Leave out all pictures while repeating the records exactly and completely.

Excerpts from an interface dataset
▼

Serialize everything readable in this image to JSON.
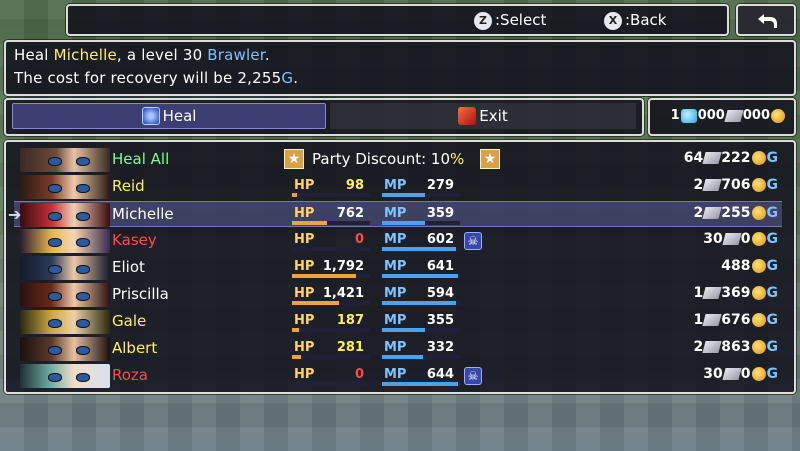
{
  "controls": {
    "select_button": "Z",
    "select_label": ":Select",
    "back_button": "X",
    "back_label": ":Back",
    "return_icon": "return-arrow-icon"
  },
  "help": {
    "line1_prefix": "Heal ",
    "line1_name": "Michelle",
    "line1_mid": ", a level 30 ",
    "line1_class": "Brawler",
    "line1_end": ".",
    "line2_prefix": "The cost for recovery will be 2,255",
    "line2_unit": "G",
    "line2_end": "."
  },
  "commands": [
    {
      "label": "Heal",
      "icon": "heal-icon",
      "selected": true
    },
    {
      "label": "Exit",
      "icon": "exit-icon",
      "selected": false
    }
  ],
  "currency": {
    "gems": "1",
    "gems_after": "000",
    "crystals_after": "000",
    "gold_unit": ""
  },
  "heal_all": {
    "label": "Heal All",
    "discount_text": "Party Discount: 10",
    "discount_pct": "%",
    "cost_crystals": "64",
    "cost_mid": "222",
    "cost_unit": "G"
  },
  "labels": {
    "hp": "HP",
    "mp": "MP",
    "gold": "G"
  },
  "party": [
    {
      "name": "Reid",
      "name_color": "#ffef61",
      "hp": "98",
      "hp_color": "#ffef61",
      "hp_fill": 0.06,
      "mp": "279",
      "mp_fill": 0.55,
      "state_icon": "",
      "cost_a": "2",
      "cost_b": "706",
      "selected": false
    },
    {
      "name": "Michelle",
      "name_color": "#ffffff",
      "hp": "762",
      "hp_color": "#ffffff",
      "hp_fill": 0.45,
      "mp": "359",
      "mp_fill": 0.55,
      "state_icon": "",
      "cost_a": "2",
      "cost_b": "255",
      "selected": true
    },
    {
      "name": "Kasey",
      "name_color": "#ff4a4a",
      "hp": "0",
      "hp_color": "#ff4a4a",
      "hp_fill": 0.0,
      "mp": "602",
      "mp_fill": 0.95,
      "state_icon": "skull-icon",
      "cost_a": "30",
      "cost_b": "0",
      "selected": false
    },
    {
      "name": "Eliot",
      "name_color": "#ffffff",
      "hp": "1,792",
      "hp_color": "#ffffff",
      "hp_fill": 0.82,
      "mp": "641",
      "mp_fill": 0.97,
      "state_icon": "",
      "cost_a": "",
      "cost_b": "488",
      "selected": false
    },
    {
      "name": "Priscilla",
      "name_color": "#ffffff",
      "hp": "1,421",
      "hp_color": "#ffffff",
      "hp_fill": 0.6,
      "mp": "594",
      "mp_fill": 0.95,
      "state_icon": "",
      "cost_a": "1",
      "cost_b": "369",
      "selected": false
    },
    {
      "name": "Gale",
      "name_color": "#ffef61",
      "hp": "187",
      "hp_color": "#ffef61",
      "hp_fill": 0.09,
      "mp": "355",
      "mp_fill": 0.55,
      "state_icon": "",
      "cost_a": "1",
      "cost_b": "676",
      "selected": false
    },
    {
      "name": "Albert",
      "name_color": "#ffef61",
      "hp": "281",
      "hp_color": "#ffef61",
      "hp_fill": 0.12,
      "mp": "332",
      "mp_fill": 0.52,
      "state_icon": "",
      "cost_a": "2",
      "cost_b": "863",
      "selected": false
    },
    {
      "name": "Roza",
      "name_color": "#ff4a4a",
      "hp": "0",
      "hp_color": "#ff4a4a",
      "hp_fill": 0.0,
      "mp": "644",
      "mp_fill": 0.97,
      "state_icon": "skull-icon",
      "cost_a": "30",
      "cost_b": "0",
      "selected": false
    }
  ],
  "colors": {
    "hp_gauge": "#f2a23a",
    "mp_gauge": "#4aa2f2",
    "heal_all_text": "#7dff8f",
    "selected_row": "#5a5ab4"
  }
}
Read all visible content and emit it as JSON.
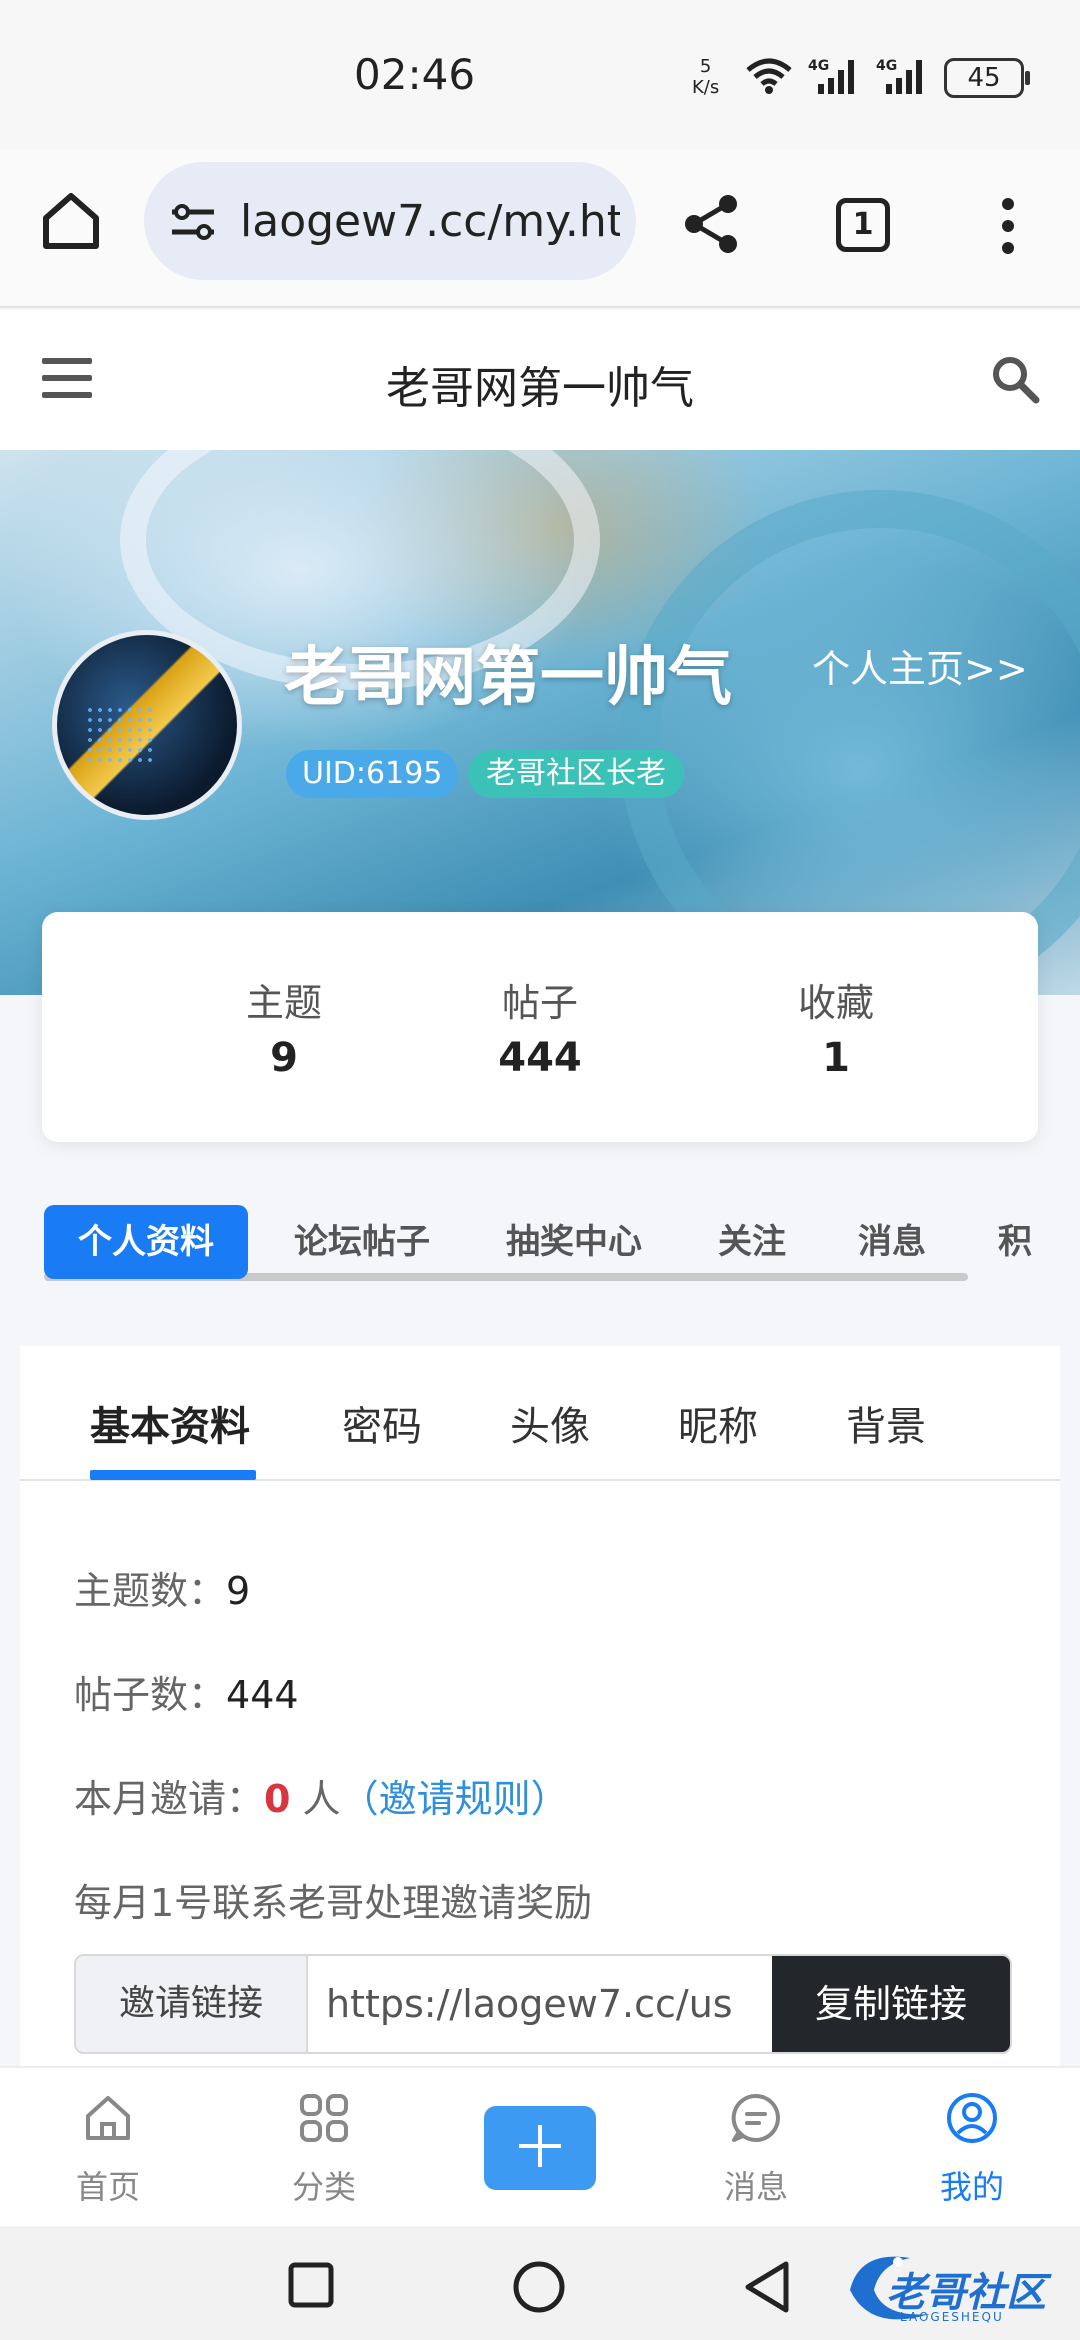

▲

◆ EXERCISE RESULT
Serialize everything readable in this image to JSON.
{
  "controls": {
    "select_button": "Z",
    "select_label": ":Select",
    "back_button": "X",
    "back_label": ":Back",
    "return_icon": "return-arrow-icon"
  },
  "help": {
    "line1_prefix": "Heal ",
    "line1_name": "Michelle",
    "line1_mid": ", a level 30 ",
    "line1_class": "Brawler",
    "line1_end": ".",
    "line2_prefix": "The cost for recovery will be 2,255",
    "line2_unit": "G",
    "line2_end": "."
  },
  "commands": [
    {
      "label": "Heal",
      "icon": "heal-icon",
      "selected": true
    },
    {
      "label": "Exit",
      "icon": "exit-icon",
      "selected": false
    }
  ],
  "currency": {
    "gems": "1",
    "gems_after": "000",
    "crystals_after": "000",
    "gold_unit": ""
  },
  "heal_all": {
    "label": "Heal All",
    "discount_text": "Party Discount: 10",
    "discount_pct": "%",
    "cost_crystals": "64",
    "cost_mid": "222",
    "cost_unit": "G"
  },
  "labels": {
    "hp": "HP",
    "mp": "MP",
    "gold": "G"
  },
  "party": [
    {
      "name": "Reid",
      "name_color": "#ffef61",
      "hp": "98",
      "hp_color": "#ffef61",
      "hp_fill": 0.06,
      "mp": "279",
      "mp_fill": 0.55,
      "state_icon": "",
      "cost_a": "2",
      "cost_b": "706",
      "selected": false
    },
    {
      "name": "Michelle",
      "name_color": "#ffffff",
      "hp": "762",
      "hp_color": "#ffffff",
      "hp_fill": 0.45,
      "mp": "359",
      "mp_fill": 0.55,
      "state_icon": "",
      "cost_a": "2",
      "cost_b": "255",
      "selected": true
    },
    {
      "name": "Kasey",
      "name_color": "#ff4a4a",
      "hp": "0",
      "hp_color": "#ff4a4a",
      "hp_fill": 0.0,
      "mp": "602",
      "mp_fill": 0.95,
      "state_icon": "skull-icon",
      "cost_a": "30",
      "cost_b": "0",
      "selected": false
    },
    {
      "name": "Eliot",
      "name_color": "#ffffff",
      "hp": "1,792",
      "hp_color": "#ffffff",
      "hp_fill": 0.82,
      "mp": "641",
      "mp_fill": 0.97,
      "state_icon": "",
      "cost_a": "",
      "cost_b": "488",
      "selected": false
    },
    {
      "name": "Priscilla",
      "name_color": "#ffffff",
      "hp": "1,421",
      "hp_color": "#ffffff",
      "hp_fill": 0.6,
      "mp": "594",
      "mp_fill": 0.95,
      "state_icon": "",
      "cost_a": "1",
      "cost_b": "369",
      "selected": false
    },
    {
      "name": "Gale",
      "name_color": "#ffef61",
      "hp": "187",
      "hp_color": "#ffef61",
      "hp_fill": 0.09,
      "mp": "355",
      "mp_fill": 0.55,
      "state_icon": "",
      "cost_a": "1",
      "cost_b": "676",
      "selected": false
    },
    {
      "name": "Albert",
      "name_color": "#ffef61",
      "hp": "281",
      "hp_color": "#ffef61",
      "hp_fill": 0.12,
      "mp": "332",
      "mp_fill": 0.52,
      "state_icon": "",
      "cost_a": "2",
      "cost_b": "863",
      "selected": false
    },
    {
      "name": "Roza",
      "name_color": "#ff4a4a",
      "hp": "0",
      "hp_color": "#ff4a4a",
      "hp_fill": 0.0,
      "mp": "644",
      "mp_fill": 0.97,
      "state_icon": "skull-icon",
      "cost_a": "30",
      "cost_b": "0",
      "selected": false
    }
  ],
  "colors": {
    "hp_gauge": "#f2a23a",
    "mp_gauge": "#4aa2f2",
    "heal_all_text": "#7dff8f",
    "selected_row": "#5a5ab4"
  }
}
Read all visible content and emit it as JSON.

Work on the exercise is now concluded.